6) Handsome Jack
Gearbox Software made perhaps the best decision of the studio’s history when it opted to completely overhaul Borderland‘s visual style. Once upon a time, the shoot ‘n loot RPG’s visual style was, for want of a less scathing description, awfully generic, and there’s no doubt in my mind that it would have attracted a far different reception than it did, had Gearbox stuck to its guns.
But then, it’s likely for that very same reason that the developer decided to pursue a visual overhaul at the 11th hour, a risky venture that eventually birthed the zany humor and identifiable cel-shaded style that we all now associate with the series. With that said, replaying the original today, it’s immediately clear that some elements of its initial, more serious tone remain, most evidently in the tame and bland narrative.

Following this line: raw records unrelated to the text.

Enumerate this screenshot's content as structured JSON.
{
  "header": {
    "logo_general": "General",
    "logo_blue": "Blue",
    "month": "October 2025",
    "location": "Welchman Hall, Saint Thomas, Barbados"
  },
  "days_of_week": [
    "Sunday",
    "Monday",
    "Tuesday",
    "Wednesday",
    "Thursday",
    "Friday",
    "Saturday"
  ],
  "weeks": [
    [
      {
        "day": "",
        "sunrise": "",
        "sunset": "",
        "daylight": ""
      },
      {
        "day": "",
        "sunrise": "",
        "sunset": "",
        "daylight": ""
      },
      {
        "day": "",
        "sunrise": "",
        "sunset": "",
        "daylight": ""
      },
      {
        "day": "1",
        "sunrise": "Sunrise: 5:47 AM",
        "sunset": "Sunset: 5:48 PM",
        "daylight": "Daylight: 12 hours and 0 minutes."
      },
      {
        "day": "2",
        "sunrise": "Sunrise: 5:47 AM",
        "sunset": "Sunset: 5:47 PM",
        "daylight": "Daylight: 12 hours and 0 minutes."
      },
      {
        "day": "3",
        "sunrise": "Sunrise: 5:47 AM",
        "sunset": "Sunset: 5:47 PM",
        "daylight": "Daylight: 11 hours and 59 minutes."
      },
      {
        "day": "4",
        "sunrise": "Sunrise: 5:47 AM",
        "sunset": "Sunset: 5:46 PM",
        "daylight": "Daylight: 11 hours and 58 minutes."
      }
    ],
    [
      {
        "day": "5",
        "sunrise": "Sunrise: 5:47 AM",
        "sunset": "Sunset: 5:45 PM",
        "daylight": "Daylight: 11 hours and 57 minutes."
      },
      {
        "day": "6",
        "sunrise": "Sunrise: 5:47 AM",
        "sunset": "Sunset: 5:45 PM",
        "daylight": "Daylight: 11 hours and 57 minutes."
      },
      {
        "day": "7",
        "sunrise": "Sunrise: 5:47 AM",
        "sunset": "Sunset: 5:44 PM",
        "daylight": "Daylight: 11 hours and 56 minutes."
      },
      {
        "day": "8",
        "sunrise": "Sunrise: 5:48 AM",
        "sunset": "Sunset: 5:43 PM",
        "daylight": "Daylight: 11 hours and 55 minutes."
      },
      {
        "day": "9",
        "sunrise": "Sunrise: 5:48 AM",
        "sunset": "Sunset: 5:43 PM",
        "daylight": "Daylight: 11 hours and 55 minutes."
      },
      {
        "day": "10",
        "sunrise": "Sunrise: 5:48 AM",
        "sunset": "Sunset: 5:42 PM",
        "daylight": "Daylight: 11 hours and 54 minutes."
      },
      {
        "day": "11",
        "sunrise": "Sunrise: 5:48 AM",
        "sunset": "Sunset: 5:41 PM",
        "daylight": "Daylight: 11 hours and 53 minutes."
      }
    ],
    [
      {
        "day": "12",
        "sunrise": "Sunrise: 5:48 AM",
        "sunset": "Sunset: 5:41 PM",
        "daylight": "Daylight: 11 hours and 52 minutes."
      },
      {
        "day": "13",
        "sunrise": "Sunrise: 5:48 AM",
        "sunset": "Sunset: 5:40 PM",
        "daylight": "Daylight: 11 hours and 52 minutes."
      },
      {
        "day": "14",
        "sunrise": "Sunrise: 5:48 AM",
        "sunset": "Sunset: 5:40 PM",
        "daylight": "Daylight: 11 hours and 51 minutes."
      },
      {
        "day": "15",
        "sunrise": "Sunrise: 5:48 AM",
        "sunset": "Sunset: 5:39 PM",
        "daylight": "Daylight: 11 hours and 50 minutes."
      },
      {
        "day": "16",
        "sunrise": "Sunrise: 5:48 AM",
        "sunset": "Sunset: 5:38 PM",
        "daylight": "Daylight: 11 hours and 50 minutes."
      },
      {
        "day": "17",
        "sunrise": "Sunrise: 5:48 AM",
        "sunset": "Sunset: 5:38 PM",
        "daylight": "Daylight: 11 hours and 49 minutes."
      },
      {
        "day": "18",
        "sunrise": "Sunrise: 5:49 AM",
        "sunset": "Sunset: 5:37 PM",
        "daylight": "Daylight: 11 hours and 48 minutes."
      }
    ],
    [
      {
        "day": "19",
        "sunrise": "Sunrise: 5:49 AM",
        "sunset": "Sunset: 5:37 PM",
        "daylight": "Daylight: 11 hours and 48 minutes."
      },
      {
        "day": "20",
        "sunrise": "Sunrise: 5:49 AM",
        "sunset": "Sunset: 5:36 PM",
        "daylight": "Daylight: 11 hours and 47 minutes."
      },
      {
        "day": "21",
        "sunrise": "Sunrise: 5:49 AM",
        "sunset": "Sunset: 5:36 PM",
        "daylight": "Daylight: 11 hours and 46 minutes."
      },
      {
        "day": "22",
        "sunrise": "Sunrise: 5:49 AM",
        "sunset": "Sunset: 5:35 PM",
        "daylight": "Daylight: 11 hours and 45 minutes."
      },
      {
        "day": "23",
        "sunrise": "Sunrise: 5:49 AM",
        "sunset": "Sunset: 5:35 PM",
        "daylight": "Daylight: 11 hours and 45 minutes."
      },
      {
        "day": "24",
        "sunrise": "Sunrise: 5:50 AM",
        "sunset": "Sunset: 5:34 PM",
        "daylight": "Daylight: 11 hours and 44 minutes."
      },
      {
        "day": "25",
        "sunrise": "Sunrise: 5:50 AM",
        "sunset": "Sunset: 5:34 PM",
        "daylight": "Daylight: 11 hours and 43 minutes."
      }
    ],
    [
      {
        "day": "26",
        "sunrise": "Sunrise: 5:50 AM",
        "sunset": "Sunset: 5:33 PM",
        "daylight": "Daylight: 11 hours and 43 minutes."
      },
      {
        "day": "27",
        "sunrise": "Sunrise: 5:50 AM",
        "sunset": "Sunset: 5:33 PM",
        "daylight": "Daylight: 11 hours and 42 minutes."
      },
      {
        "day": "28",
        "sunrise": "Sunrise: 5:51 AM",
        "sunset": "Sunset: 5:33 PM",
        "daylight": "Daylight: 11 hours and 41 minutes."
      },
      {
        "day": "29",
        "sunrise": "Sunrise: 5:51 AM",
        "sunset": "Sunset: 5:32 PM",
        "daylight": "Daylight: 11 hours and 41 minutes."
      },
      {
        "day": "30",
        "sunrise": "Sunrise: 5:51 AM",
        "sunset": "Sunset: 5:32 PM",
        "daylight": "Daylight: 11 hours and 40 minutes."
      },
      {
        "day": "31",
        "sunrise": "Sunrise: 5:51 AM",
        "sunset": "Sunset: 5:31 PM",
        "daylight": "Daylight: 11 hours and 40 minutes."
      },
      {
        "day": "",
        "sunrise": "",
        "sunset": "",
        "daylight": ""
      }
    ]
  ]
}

Not until Borderlands 2 rolled around three years later did it hit me like a stark slap in the face that what the original lacked, more than anything else, was a memorable villain. Nobody remembers Borderlands‘ Commandant Steele, largely because she’s a one-dimensional, poorly developed bore that exhibits little of the humor that would eventually go on to define the series. Handsome Jack, on the other hand, is the antithesis to all of that. The former employee-turned-CEO of the Hyperion corporation isn’t just the driving antagonistic force of Borderlands 2, he’s its undisputed star.
Rather than shy away in his villainous fortress on Pandora’s moon, twiddling his thumbs awaiting the final, inevitable confrontation, Jack revels in verbally bullying the player. That Gearbox penned his dialogue with the intention of poking fun at both itself and the series’ fanbase was a marvelously meta idea, too. Jack’s quite possibly the most obnoxious and hateable villain in all of gamedom, and he’d have it no other way.